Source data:
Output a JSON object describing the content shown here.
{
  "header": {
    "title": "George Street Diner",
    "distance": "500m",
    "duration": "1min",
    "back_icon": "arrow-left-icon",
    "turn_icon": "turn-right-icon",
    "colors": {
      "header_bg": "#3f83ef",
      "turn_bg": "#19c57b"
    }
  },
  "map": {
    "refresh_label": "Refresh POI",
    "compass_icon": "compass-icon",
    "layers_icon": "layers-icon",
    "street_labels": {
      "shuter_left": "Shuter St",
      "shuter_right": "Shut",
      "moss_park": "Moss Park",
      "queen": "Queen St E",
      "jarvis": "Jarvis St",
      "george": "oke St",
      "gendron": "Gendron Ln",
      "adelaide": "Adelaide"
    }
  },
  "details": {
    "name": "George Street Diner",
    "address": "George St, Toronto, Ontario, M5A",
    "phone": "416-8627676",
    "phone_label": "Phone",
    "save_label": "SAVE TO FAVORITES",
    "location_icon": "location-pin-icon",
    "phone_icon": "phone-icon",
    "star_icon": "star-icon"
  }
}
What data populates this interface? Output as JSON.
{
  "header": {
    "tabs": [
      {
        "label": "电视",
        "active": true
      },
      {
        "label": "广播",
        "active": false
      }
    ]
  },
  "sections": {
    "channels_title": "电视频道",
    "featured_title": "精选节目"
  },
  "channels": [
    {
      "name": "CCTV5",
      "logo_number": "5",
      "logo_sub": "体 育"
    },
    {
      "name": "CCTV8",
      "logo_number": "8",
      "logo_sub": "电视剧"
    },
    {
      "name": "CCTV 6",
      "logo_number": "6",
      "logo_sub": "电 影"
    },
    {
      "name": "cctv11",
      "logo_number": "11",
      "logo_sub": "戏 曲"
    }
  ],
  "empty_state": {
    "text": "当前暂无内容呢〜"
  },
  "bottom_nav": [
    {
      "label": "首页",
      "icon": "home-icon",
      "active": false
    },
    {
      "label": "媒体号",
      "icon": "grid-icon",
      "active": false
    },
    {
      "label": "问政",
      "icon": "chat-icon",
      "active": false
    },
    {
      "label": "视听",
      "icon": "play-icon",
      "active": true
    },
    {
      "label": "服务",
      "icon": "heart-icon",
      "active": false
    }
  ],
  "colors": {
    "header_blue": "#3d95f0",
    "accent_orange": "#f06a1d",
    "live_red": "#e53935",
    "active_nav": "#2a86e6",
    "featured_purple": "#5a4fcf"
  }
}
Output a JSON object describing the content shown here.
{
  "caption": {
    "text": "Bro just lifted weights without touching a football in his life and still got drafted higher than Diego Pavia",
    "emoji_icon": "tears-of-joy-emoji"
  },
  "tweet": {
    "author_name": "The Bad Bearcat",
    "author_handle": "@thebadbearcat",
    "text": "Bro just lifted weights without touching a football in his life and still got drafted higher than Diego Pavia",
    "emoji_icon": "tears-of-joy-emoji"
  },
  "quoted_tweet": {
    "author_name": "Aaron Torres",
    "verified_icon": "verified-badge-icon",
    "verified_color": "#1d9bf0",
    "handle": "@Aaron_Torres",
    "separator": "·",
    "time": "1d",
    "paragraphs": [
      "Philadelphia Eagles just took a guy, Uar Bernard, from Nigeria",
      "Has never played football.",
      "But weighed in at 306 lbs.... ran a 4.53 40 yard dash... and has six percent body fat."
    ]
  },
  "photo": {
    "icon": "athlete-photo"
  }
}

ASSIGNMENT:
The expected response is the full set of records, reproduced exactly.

SOLUTION TO THIS PROBLEM:
Output a JSON object describing the content shown here.
{
  "header": {
    "title": "George Street Diner",
    "distance": "500m",
    "duration": "1min",
    "back_icon": "arrow-left-icon",
    "turn_icon": "turn-right-icon",
    "colors": {
      "header_bg": "#3f83ef",
      "turn_bg": "#19c57b"
    }
  },
  "map": {
    "refresh_label": "Refresh POI",
    "compass_icon": "compass-icon",
    "layers_icon": "layers-icon",
    "street_labels": {
      "shuter_left": "Shuter St",
      "shuter_right": "Shut",
      "moss_park": "Moss Park",
      "queen": "Queen St E",
      "jarvis": "Jarvis St",
      "george": "oke St",
      "gendron": "Gendron Ln",
      "adelaide": "Adelaide"
    }
  },
  "details": {
    "name": "George Street Diner",
    "address": "George St, Toronto, Ontario, M5A",
    "phone": "416-8627676",
    "phone_label": "Phone",
    "save_label": "SAVE TO FAVORITES",
    "location_icon": "location-pin-icon",
    "phone_icon": "phone-icon",
    "star_icon": "star-icon"
  }
}
What data populates this interface? Output as JSON.
{
  "header": {
    "tabs": [
      {
        "label": "电视",
        "active": true
      },
      {
        "label": "广播",
        "active": false
      }
    ]
  },
  "sections": {
    "channels_title": "电视频道",
    "featured_title": "精选节目"
  },
  "channels": [
    {
      "name": "CCTV5",
      "logo_number": "5",
      "logo_sub": "体 育"
    },
    {
      "name": "CCTV8",
      "logo_number": "8",
      "logo_sub": "电视剧"
    },
    {
      "name": "CCTV 6",
      "logo_number": "6",
      "logo_sub": "电 影"
    },
    {
      "name": "cctv11",
      "logo_number": "11",
      "logo_sub": "戏 曲"
    }
  ],
  "empty_state": {
    "text": "当前暂无内容呢〜"
  },
  "bottom_nav": [
    {
      "label": "首页",
      "icon": "home-icon",
      "active": false
    },
    {
      "label": "媒体号",
      "icon": "grid-icon",
      "active": false
    },
    {
      "label": "问政",
      "icon": "chat-icon",
      "active": false
    },
    {
      "label": "视听",
      "icon": "play-icon",
      "active": true
    },
    {
      "label": "服务",
      "icon": "heart-icon",
      "active": false
    }
  ],
  "colors": {
    "header_blue": "#3d95f0",
    "accent_orange": "#f06a1d",
    "live_red": "#e53935",
    "active_nav": "#2a86e6",
    "featured_purple": "#5a4fcf"
  }
}
Output a JSON object describing the content shown here.
{
  "caption": {
    "text": "Bro just lifted weights without touching a football in his life and still got drafted higher than Diego Pavia",
    "emoji_icon": "tears-of-joy-emoji"
  },
  "tweet": {
    "author_name": "The Bad Bearcat",
    "author_handle": "@thebadbearcat",
    "text": "Bro just lifted weights without touching a football in his life and still got drafted higher than Diego Pavia",
    "emoji_icon": "tears-of-joy-emoji"
  },
  "quoted_tweet": {
    "author_name": "Aaron Torres",
    "verified_icon": "verified-badge-icon",
    "verified_color": "#1d9bf0",
    "handle": "@Aaron_Torres",
    "separator": "·",
    "time": "1d",
    "paragraphs": [
      "Philadelphia Eagles just took a guy, Uar Bernard, from Nigeria",
      "Has never played football.",
      "But weighed in at 306 lbs.... ran a 4.53 40 yard dash... and has six percent body fat."
    ]
  },
  "photo": {
    "icon": "athlete-photo"
  }
}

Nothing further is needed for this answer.